Morgan, J.,et al. (2011). Detection of interspecies hybridisation in Chondrichthyes: hybrids and hybrid offspring between Australian (Carcharhinus tilstoni) and common (C. limbatus) blacktip shark found in an Australian fishery Conservation Genetics DOI: 10.1007/s10592-011-0298-6
Meekean M. 2020 Global status and conservation potential of reef sharks
Journal: Nature DOI: 10.1038/s41586-020-2519-y

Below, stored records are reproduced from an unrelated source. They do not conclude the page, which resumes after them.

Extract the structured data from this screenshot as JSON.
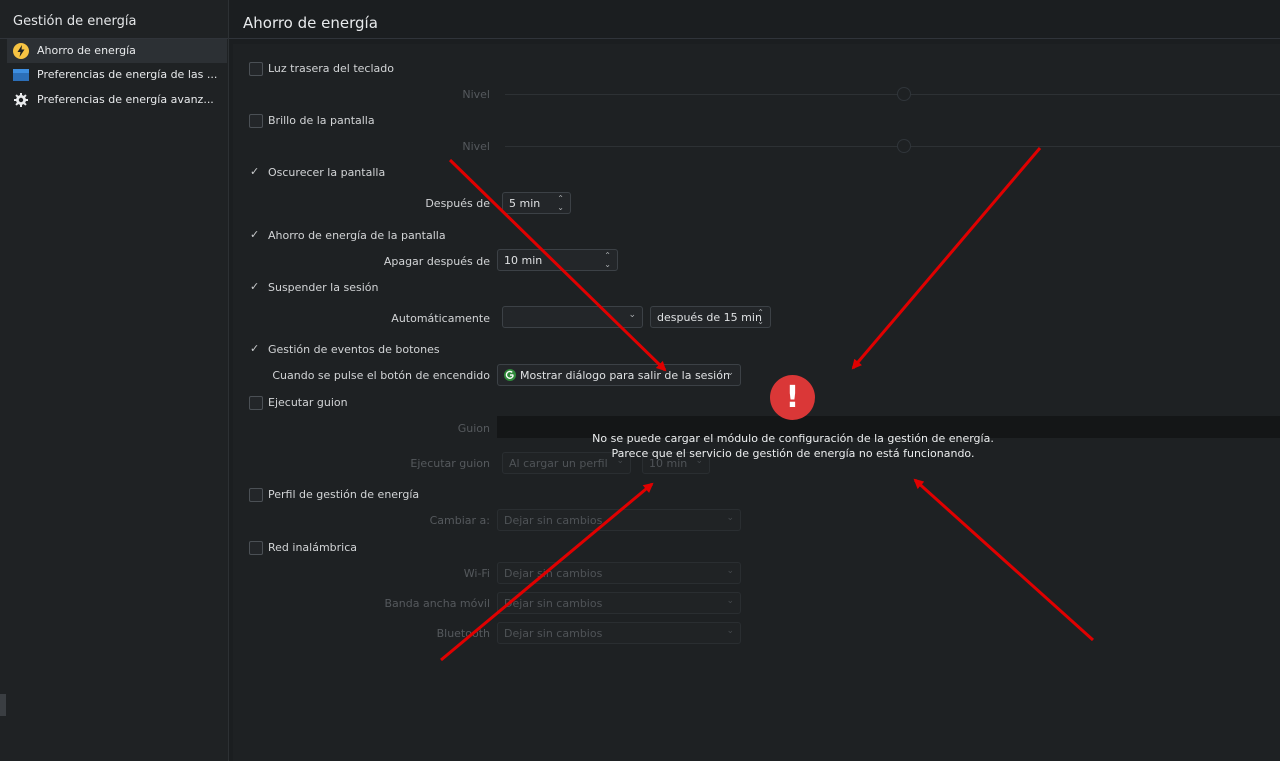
{
  "sidebar": {
    "title": "Gestión de energía",
    "items": [
      {
        "label": "Ahorro de energía",
        "icon": "lightning-icon",
        "selected": true
      },
      {
        "label": "Preferencias de energía de las ...",
        "icon": "window-icon",
        "selected": false
      },
      {
        "label": "Preferencias de energía avanz...",
        "icon": "gear-icon",
        "selected": false
      }
    ]
  },
  "header": {
    "title": "Ahorro de energía"
  },
  "form": {
    "keyboard_backlight": {
      "label": "Luz trasera del teclado",
      "checked": false,
      "level_label": "Nivel"
    },
    "screen_brightness": {
      "label": "Brillo de la pantalla",
      "checked": false,
      "level_label": "Nivel"
    },
    "dim_screen": {
      "label": "Oscurecer la pantalla",
      "checked": true,
      "after_label": "Después de",
      "after_value": "5 min"
    },
    "screen_energy_saving": {
      "label": "Ahorro de energía de la pantalla",
      "checked": true,
      "off_after_label": "Apagar después de",
      "off_after_value": "10 min"
    },
    "suspend_session": {
      "label": "Suspender la sesión",
      "checked": true,
      "auto_label": "Automáticamente",
      "action_value": "",
      "after_value": "después de 15 min"
    },
    "button_events": {
      "label": "Gestión de eventos de botones",
      "checked": true,
      "power_button_label": "Cuando se pulse el botón de encendido",
      "power_button_value": "Mostrar diálogo para salir de la sesión"
    },
    "run_script": {
      "label": "Ejecutar guion",
      "checked": false,
      "script_label": "Guion",
      "run_label": "Ejecutar guion",
      "run_value": "Al cargar un perfil",
      "run_time": "10 min"
    },
    "power_profile": {
      "label": "Perfil de gestión de energía",
      "checked": false,
      "change_label": "Cambiar a:",
      "change_value": "Dejar sin cambios"
    },
    "wireless": {
      "label": "Red inalámbrica",
      "checked": false,
      "wifi_label": "Wi-Fi",
      "wifi_value": "Dejar sin cambios",
      "mobile_label": "Banda ancha móvil",
      "mobile_value": "Dejar sin cambios",
      "bluetooth_label": "Bluetooth",
      "bluetooth_value": "Dejar sin cambios"
    }
  },
  "error": {
    "icon": "exclamation-icon",
    "line1": "No se puede cargar el módulo de configuración de la gestión de energía.",
    "line2": "Parece que el servicio de gestión de energía no está funcionando."
  },
  "colors": {
    "error_red": "#da3737",
    "arrow_red": "#e00000",
    "accent_yellow": "#f6c343",
    "accent_blue": "#3d8ee0"
  }
}
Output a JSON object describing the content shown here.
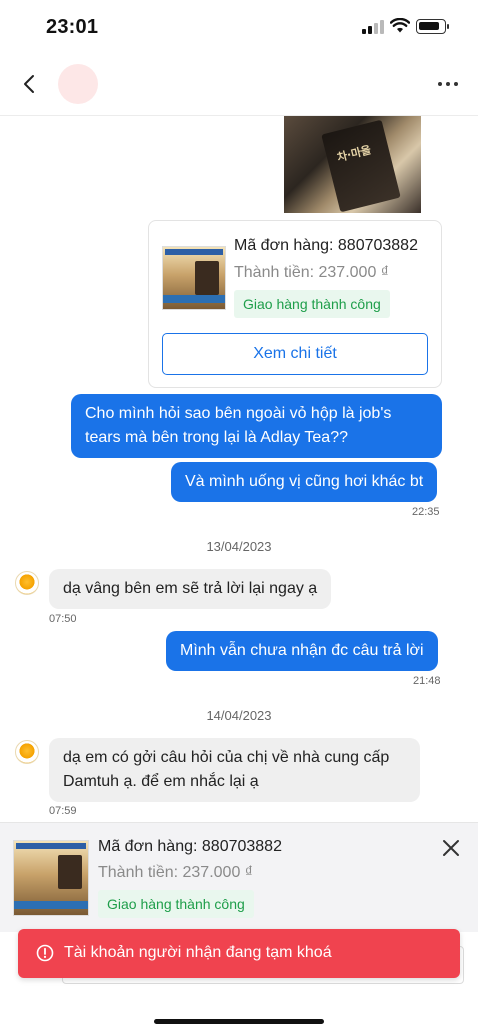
{
  "status_bar": {
    "time": "23:01"
  },
  "header": {
    "back_icon": "chevron-left-icon",
    "more_icon": "more-horizontal-icon"
  },
  "order_card": {
    "order_id": "Mã đơn hàng: 880703882",
    "total": "Thành tiền: 237.000 ₫",
    "status": "Giao hàng thành công",
    "detail_button": "Xem chi tiết"
  },
  "messages": [
    {
      "direction": "out",
      "text": "Cho mình hỏi sao bên ngoài vỏ hộp là job's tears mà bên trong lại là Adlay Tea??"
    },
    {
      "direction": "out",
      "text": "Và mình uống vị cũng hơi khác bt",
      "time": "22:35"
    },
    {
      "date": "13/04/2023"
    },
    {
      "direction": "in",
      "text": "dạ vâng bên em sẽ trả lời lại ngay ạ",
      "time": "07:50"
    },
    {
      "direction": "out",
      "text": "Mình vẫn chưa nhận đc câu trả lời",
      "time": "21:48"
    },
    {
      "date": "14/04/2023"
    },
    {
      "direction": "in",
      "text": "dạ em có gởi câu hỏi của chị về nhà cung cấp Damtuh ạ. để em nhắc lại ạ",
      "time": "07:59"
    }
  ],
  "pinned_order": {
    "order_id": "Mã đơn hàng: 880703882",
    "total": "Thành tiền: 237.000 ₫",
    "status": "Giao hàng thành công",
    "close_icon": "close-icon"
  },
  "toast": {
    "icon": "error-circle-icon",
    "text": "Tài khoản người nhận đang tạm khoá"
  },
  "colors": {
    "accent": "#1a73e8",
    "success": "#1e9e4a",
    "error": "#f0434f"
  }
}
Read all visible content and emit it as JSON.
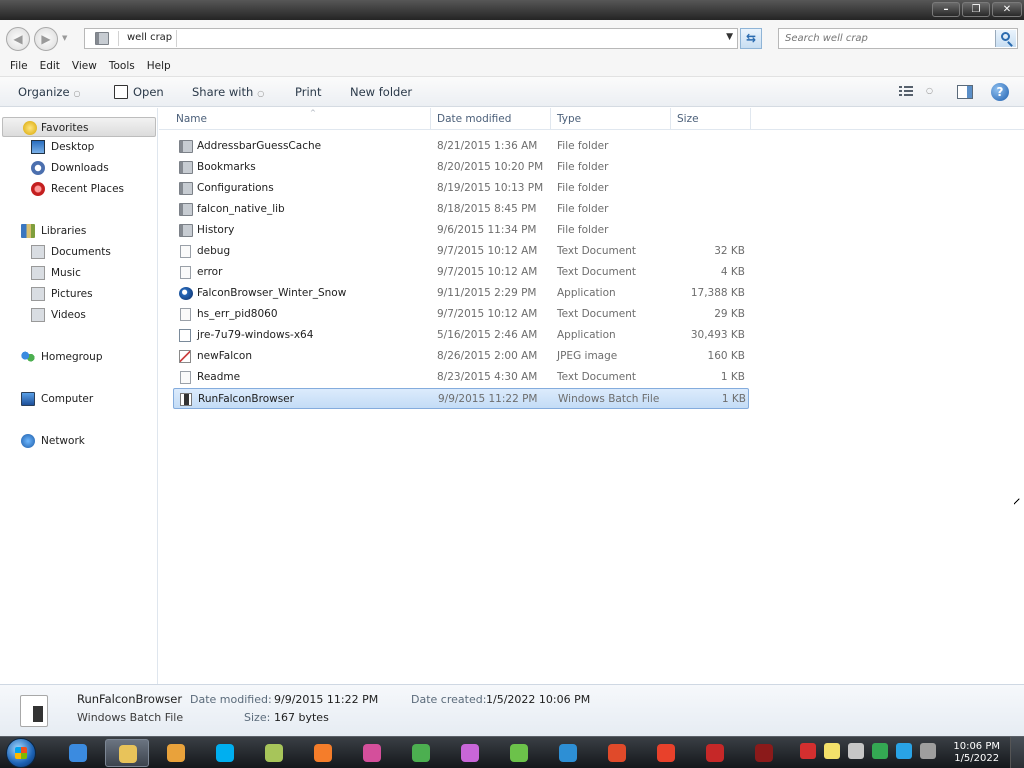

Learn more about seagrasses at https://www.projectseagrass.org/why-seagrass/